• [Assignment]: How many lines in these records hold the string "this"? State only that number.

#####

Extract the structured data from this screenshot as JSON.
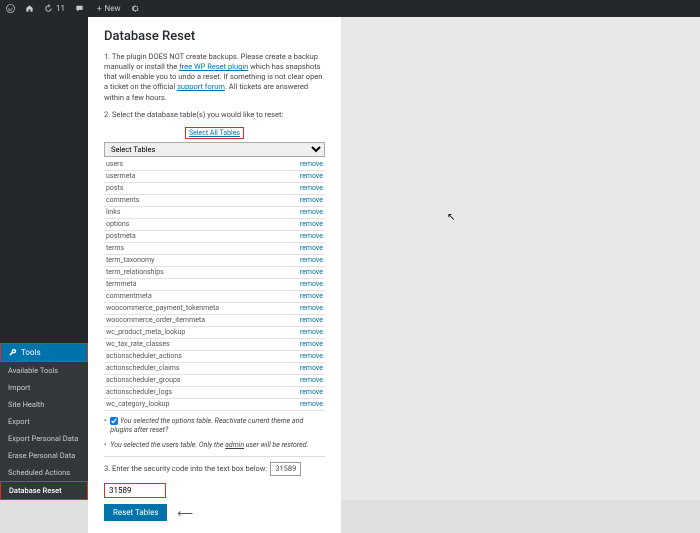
{
  "adminbar": {
    "updates_count": "11",
    "comments_count": "",
    "new_label": "New"
  },
  "sidebar": {
    "tools_label": "Tools",
    "items": [
      {
        "label": "Available Tools"
      },
      {
        "label": "Import"
      },
      {
        "label": "Site Health"
      },
      {
        "label": "Export"
      },
      {
        "label": "Export Personal Data"
      },
      {
        "label": "Erase Personal Data"
      },
      {
        "label": "Scheduled Actions"
      },
      {
        "label": "Database Reset"
      }
    ]
  },
  "page": {
    "title": "Database Reset",
    "step1_a": "1. The plugin DOES NOT create backups. Please create a backup manually or install the ",
    "step1_link": "free WP Reset plugin",
    "step1_b": " which has snapshots that will enable you to undo a reset. If something is not clear open a ticket on the official ",
    "step1_link2": "support forum",
    "step1_c": ". All tickets are answered within a few hours.",
    "step2": "2. Select the database table(s) you would like to reset:",
    "select_all": "Select All Tables",
    "select_placeholder": "Select Tables",
    "tables": [
      "users",
      "usermeta",
      "posts",
      "comments",
      "links",
      "options",
      "postmeta",
      "terms",
      "term_taxonomy",
      "term_relationships",
      "termmeta",
      "commentmeta",
      "woocommerce_payment_tokenmeta",
      "woocommerce_order_itemmeta",
      "wc_product_meta_lookup",
      "wc_tax_rate_classes",
      "actionscheduler_actions",
      "actionscheduler_claims",
      "actionscheduler_groups",
      "actionscheduler_logs",
      "wc_category_lookup"
    ],
    "remove_label": "remove",
    "note1_a": "You selected the options table. Reactivate current theme and plugins after reset?",
    "note2_a": "You selected the users table. Only the ",
    "note2_admin": "admin",
    "note2_b": " user will be restored.",
    "step3": "3. Enter the security code into the text box below:",
    "security_code": "31589",
    "input_value": "31589",
    "reset_button": "Reset Tables"
  }
}
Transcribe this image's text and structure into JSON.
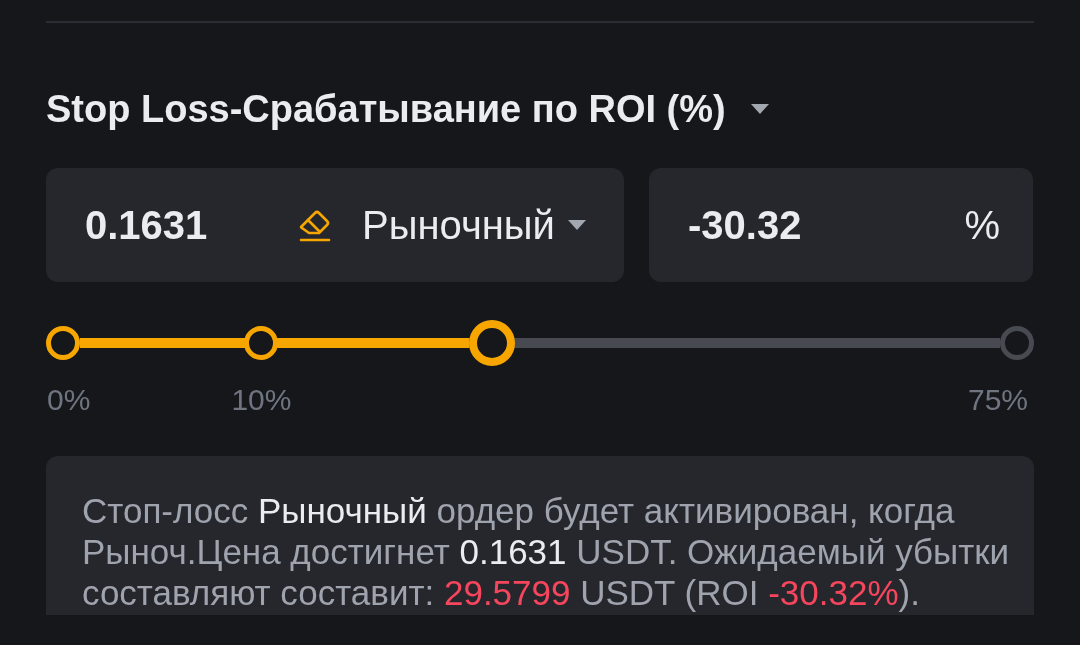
{
  "section": {
    "title": "Stop Loss-Срабатывание по ROI (%)"
  },
  "price_field": {
    "value": "0.1631",
    "order_type": "Рыночный"
  },
  "roi_field": {
    "value": "-30.32",
    "unit": "%"
  },
  "slider": {
    "level": 0.45,
    "marks": [
      {
        "label": "0%"
      },
      {
        "label": "10%"
      },
      {
        "label": "75%"
      }
    ]
  },
  "summary": {
    "segments": [
      {
        "kind": "plain",
        "text": "Стоп-лосс "
      },
      {
        "kind": "emphasis",
        "text": "Рыночный"
      },
      {
        "kind": "plain",
        "text": " ордер будет активирован, когда Рыноч.Цена достигнет "
      },
      {
        "kind": "emphasis",
        "text": "0.1631"
      },
      {
        "kind": "plain",
        "text": " USDT. Ожидаемый убытки составляют составит: "
      },
      {
        "kind": "loss",
        "text": "29.5799"
      },
      {
        "kind": "plain",
        "text": " USDT (ROI "
      },
      {
        "kind": "loss",
        "text": "-30.32%"
      },
      {
        "kind": "plain",
        "text": ")."
      }
    ]
  }
}
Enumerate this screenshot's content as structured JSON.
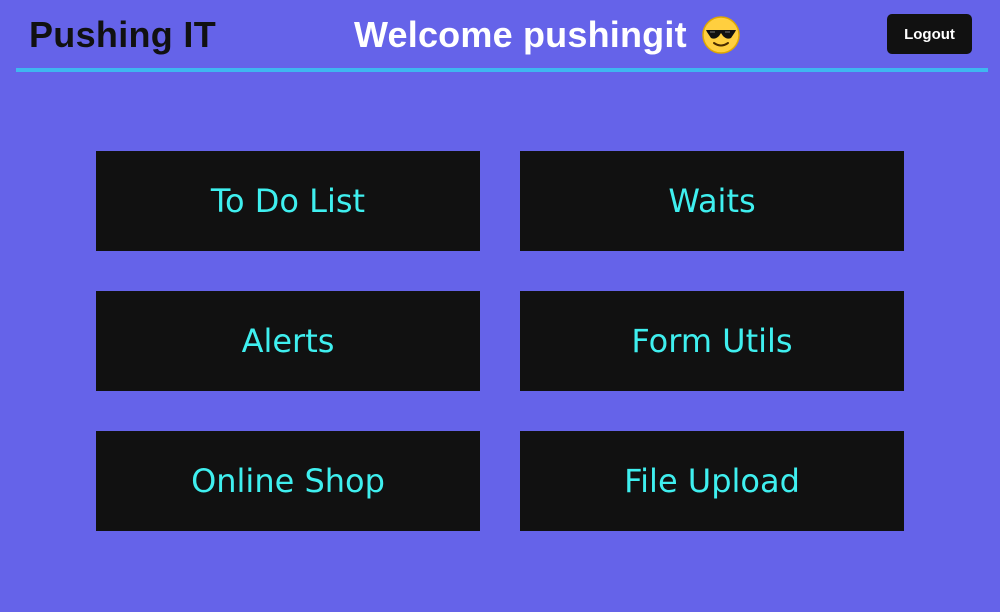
{
  "header": {
    "brand": "Pushing IT",
    "welcome": "Welcome pushingit",
    "emoji_icon": "sunglasses-face-icon",
    "logout_label": "Logout",
    "underline_color": "#3fb7f0"
  },
  "tiles": [
    {
      "label": "To Do List"
    },
    {
      "label": "Waits"
    },
    {
      "label": "Alerts"
    },
    {
      "label": "Form Utils"
    },
    {
      "label": "Online Shop"
    },
    {
      "label": "File Upload"
    }
  ],
  "colors": {
    "background": "#6563e9",
    "tile_background": "#111111",
    "tile_text": "#3fefef",
    "logout_background": "#111111"
  }
}
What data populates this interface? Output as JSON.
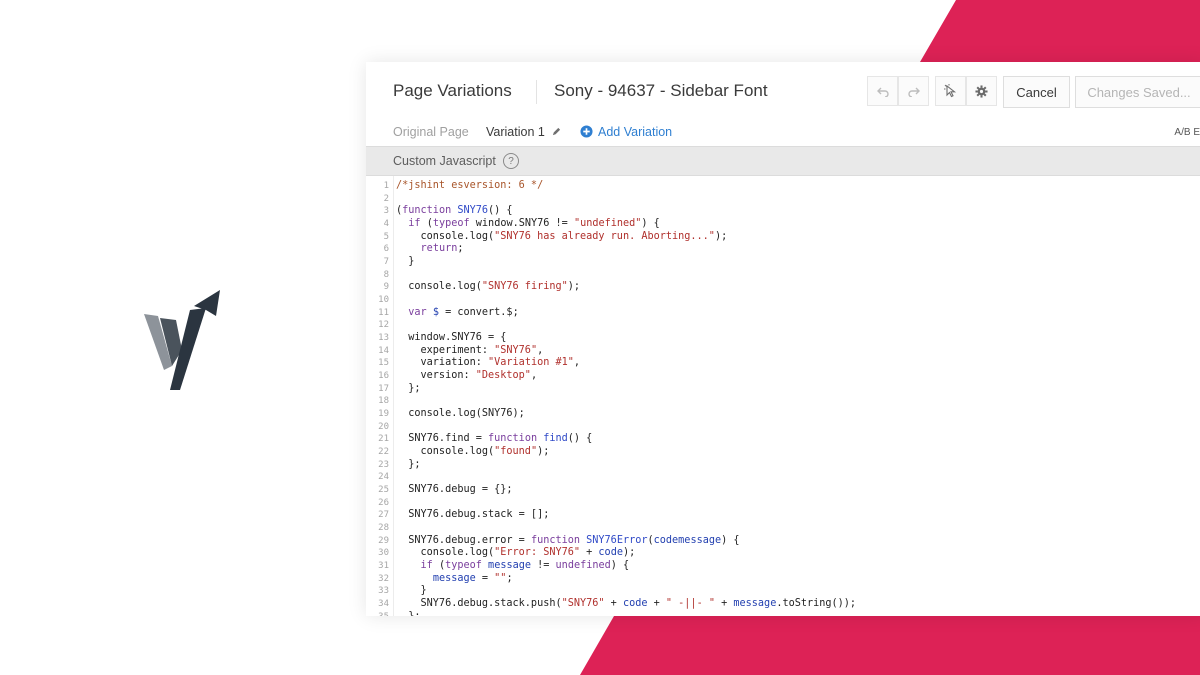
{
  "header": {
    "title": "Page Variations",
    "subtitle": "Sony - 94637 - Sidebar Font",
    "cancel_label": "Cancel",
    "changes_label": "Changes Saved..."
  },
  "tabs": {
    "original": "Original Page",
    "variation": "Variation 1",
    "add": "Add Variation",
    "ab": "A/B E"
  },
  "editor": {
    "label": "Custom Javascript",
    "help": "?"
  },
  "icons": {
    "undo": "undo-icon",
    "redo": "redo-icon",
    "select": "pointer-select-icon",
    "settings": "gear-icon",
    "edit": "pencil-icon",
    "add": "plus-circle-icon"
  },
  "colors": {
    "accent_pink": "#dd2256",
    "link_blue": "#2f7fd1",
    "logo_dark": "#2b3540"
  },
  "code_lines": [
    {
      "n": "1",
      "parts": [
        [
          "cm",
          "/*jshint esversion: 6 */"
        ]
      ]
    },
    {
      "n": "2",
      "parts": []
    },
    {
      "n": "3",
      "parts": [
        [
          "",
          "("
        ],
        [
          "kw",
          "function"
        ],
        [
          "",
          ""
        ],
        [
          "fn",
          " SNY76"
        ],
        [
          "",
          "() {"
        ]
      ]
    },
    {
      "n": "4",
      "parts": [
        [
          "",
          "  "
        ],
        [
          "kw",
          "if"
        ],
        [
          "",
          " ("
        ],
        [
          "kw",
          "typeof"
        ],
        [
          "",
          " window.SNY76 != "
        ],
        [
          "st",
          "\"undefined\""
        ],
        [
          "",
          ") {"
        ]
      ]
    },
    {
      "n": "5",
      "parts": [
        [
          "",
          "    console.log("
        ],
        [
          "st",
          "\"SNY76 has already run. Aborting...\""
        ],
        [
          "",
          ");"
        ]
      ]
    },
    {
      "n": "6",
      "parts": [
        [
          "",
          "    "
        ],
        [
          "kw",
          "return"
        ],
        [
          "",
          ";"
        ]
      ]
    },
    {
      "n": "7",
      "parts": [
        [
          "",
          "  }"
        ]
      ]
    },
    {
      "n": "8",
      "parts": []
    },
    {
      "n": "9",
      "parts": [
        [
          "",
          "  console.log("
        ],
        [
          "st",
          "\"SNY76 firing\""
        ],
        [
          "",
          ");"
        ]
      ]
    },
    {
      "n": "10",
      "parts": []
    },
    {
      "n": "11",
      "parts": [
        [
          "",
          "  "
        ],
        [
          "kw",
          "var"
        ],
        [
          "vr",
          " $"
        ],
        [
          "",
          " = convert.$;"
        ]
      ]
    },
    {
      "n": "12",
      "parts": []
    },
    {
      "n": "13",
      "parts": [
        [
          "",
          "  window.SNY76 = {"
        ]
      ]
    },
    {
      "n": "14",
      "parts": [
        [
          "",
          "    experiment: "
        ],
        [
          "st",
          "\"SNY76\""
        ],
        [
          "",
          ","
        ]
      ]
    },
    {
      "n": "15",
      "parts": [
        [
          "",
          "    variation: "
        ],
        [
          "st",
          "\"Variation #1\""
        ],
        [
          "",
          ","
        ]
      ]
    },
    {
      "n": "16",
      "parts": [
        [
          "",
          "    version: "
        ],
        [
          "st",
          "\"Desktop\""
        ],
        [
          "",
          ","
        ]
      ]
    },
    {
      "n": "17",
      "parts": [
        [
          "",
          "  };"
        ]
      ]
    },
    {
      "n": "18",
      "parts": []
    },
    {
      "n": "19",
      "parts": [
        [
          "",
          "  console.log(SNY76);"
        ]
      ]
    },
    {
      "n": "20",
      "parts": []
    },
    {
      "n": "21",
      "parts": [
        [
          "",
          "  SNY76.find = "
        ],
        [
          "kw",
          "function"
        ],
        [
          "fn",
          " find"
        ],
        [
          "",
          "() {"
        ]
      ]
    },
    {
      "n": "22",
      "parts": [
        [
          "",
          "    console.log("
        ],
        [
          "st",
          "\"found\""
        ],
        [
          "",
          ");"
        ]
      ]
    },
    {
      "n": "23",
      "parts": [
        [
          "",
          "  };"
        ]
      ]
    },
    {
      "n": "24",
      "parts": []
    },
    {
      "n": "25",
      "parts": [
        [
          "",
          "  SNY76.debug = {};"
        ]
      ]
    },
    {
      "n": "26",
      "parts": []
    },
    {
      "n": "27",
      "parts": [
        [
          "",
          "  SNY76.debug.stack = [];"
        ]
      ]
    },
    {
      "n": "28",
      "parts": []
    },
    {
      "n": "29",
      "parts": [
        [
          "",
          "  SNY76.debug.error = "
        ],
        [
          "kw",
          "function"
        ],
        [
          "fn",
          " SNY76Error"
        ],
        [
          "",
          "("
        ],
        [
          "vr",
          "code"
        ],
        [
          ", ",
          ""
        ],
        [
          "vr",
          "message"
        ],
        [
          "",
          ") {"
        ]
      ]
    },
    {
      "n": "30",
      "parts": [
        [
          "",
          "    console.log("
        ],
        [
          "st",
          "\"Error: SNY76\""
        ],
        [
          "",
          " + "
        ],
        [
          "vr",
          "code"
        ],
        [
          "",
          ");"
        ]
      ]
    },
    {
      "n": "31",
      "parts": [
        [
          "",
          "    "
        ],
        [
          "kw",
          "if"
        ],
        [
          "",
          " ("
        ],
        [
          "kw",
          "typeof"
        ],
        [
          "vr",
          " message"
        ],
        [
          "",
          " != "
        ],
        [
          "kw",
          "undefined"
        ],
        [
          "",
          ") {"
        ]
      ]
    },
    {
      "n": "32",
      "parts": [
        [
          "",
          "      "
        ],
        [
          "vr",
          "message"
        ],
        [
          "",
          " = "
        ],
        [
          "st",
          "\"\""
        ],
        [
          "",
          ";"
        ]
      ]
    },
    {
      "n": "33",
      "parts": [
        [
          "",
          "    }"
        ]
      ]
    },
    {
      "n": "34",
      "parts": [
        [
          "",
          "    SNY76.debug.stack.push("
        ],
        [
          "st",
          "\"SNY76\""
        ],
        [
          "",
          " + "
        ],
        [
          "vr",
          "code"
        ],
        [
          "",
          " + "
        ],
        [
          "st",
          "\" -||- \""
        ],
        [
          "",
          " + "
        ],
        [
          "vr",
          "message"
        ],
        [
          "",
          ".toString());"
        ]
      ]
    },
    {
      "n": "35",
      "parts": [
        [
          "",
          "  };"
        ]
      ]
    }
  ]
}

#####

• [Solution to the problem]: 4